ABOUT THIS EXERCISE: Run through the records and show each line that includes the string "with".

╭──

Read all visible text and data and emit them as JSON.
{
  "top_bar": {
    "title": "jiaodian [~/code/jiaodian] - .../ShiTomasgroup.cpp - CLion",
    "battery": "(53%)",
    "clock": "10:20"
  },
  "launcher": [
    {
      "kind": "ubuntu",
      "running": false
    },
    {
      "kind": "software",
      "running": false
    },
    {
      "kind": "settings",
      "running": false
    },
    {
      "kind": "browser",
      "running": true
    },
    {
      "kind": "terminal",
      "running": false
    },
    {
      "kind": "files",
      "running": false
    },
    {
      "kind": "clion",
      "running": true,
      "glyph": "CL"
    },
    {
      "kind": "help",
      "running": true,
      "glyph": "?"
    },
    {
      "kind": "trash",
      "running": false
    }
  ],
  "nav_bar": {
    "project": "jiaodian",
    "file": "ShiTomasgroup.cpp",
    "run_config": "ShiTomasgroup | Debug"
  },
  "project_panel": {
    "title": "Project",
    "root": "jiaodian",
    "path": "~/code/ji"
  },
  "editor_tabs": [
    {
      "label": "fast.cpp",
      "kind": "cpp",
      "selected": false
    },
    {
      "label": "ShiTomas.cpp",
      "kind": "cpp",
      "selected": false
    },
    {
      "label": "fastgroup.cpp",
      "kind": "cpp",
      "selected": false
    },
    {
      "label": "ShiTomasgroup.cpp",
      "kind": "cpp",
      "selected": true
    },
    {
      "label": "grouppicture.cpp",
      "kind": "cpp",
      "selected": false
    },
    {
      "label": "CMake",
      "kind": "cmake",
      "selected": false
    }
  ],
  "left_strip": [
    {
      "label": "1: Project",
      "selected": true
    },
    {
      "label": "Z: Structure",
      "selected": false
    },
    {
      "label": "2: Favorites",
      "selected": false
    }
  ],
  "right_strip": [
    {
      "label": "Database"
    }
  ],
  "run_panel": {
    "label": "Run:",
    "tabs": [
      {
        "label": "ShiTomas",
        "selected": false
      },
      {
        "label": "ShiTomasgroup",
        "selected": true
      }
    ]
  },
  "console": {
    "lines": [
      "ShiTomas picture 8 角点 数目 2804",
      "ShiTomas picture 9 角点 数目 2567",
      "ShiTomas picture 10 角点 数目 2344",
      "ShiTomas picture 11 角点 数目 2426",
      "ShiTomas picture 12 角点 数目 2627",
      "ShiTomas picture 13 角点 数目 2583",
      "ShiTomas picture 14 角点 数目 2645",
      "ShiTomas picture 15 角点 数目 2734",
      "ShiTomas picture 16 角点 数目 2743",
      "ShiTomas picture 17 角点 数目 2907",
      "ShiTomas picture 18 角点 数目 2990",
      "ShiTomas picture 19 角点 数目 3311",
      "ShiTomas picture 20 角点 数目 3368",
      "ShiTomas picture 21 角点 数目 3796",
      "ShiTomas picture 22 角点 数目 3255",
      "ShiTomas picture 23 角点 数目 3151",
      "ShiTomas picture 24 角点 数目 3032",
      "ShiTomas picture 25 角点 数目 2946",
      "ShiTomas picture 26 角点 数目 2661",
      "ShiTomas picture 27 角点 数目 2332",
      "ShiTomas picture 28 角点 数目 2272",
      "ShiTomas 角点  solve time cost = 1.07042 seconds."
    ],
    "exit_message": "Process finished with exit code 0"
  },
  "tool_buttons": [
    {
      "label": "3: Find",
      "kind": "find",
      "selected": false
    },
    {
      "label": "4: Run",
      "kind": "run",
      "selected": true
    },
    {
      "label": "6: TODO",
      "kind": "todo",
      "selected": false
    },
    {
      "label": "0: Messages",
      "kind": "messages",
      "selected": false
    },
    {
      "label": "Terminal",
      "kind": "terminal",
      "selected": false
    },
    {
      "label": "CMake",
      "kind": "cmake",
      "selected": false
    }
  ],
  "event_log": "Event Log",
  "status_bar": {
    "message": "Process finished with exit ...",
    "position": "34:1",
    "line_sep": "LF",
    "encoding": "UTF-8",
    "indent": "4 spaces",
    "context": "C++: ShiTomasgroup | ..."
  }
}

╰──

TASK RESPONSE:
    "exit_message": "Process finished with exit code 0"
    "message": "Process finished with exit ...",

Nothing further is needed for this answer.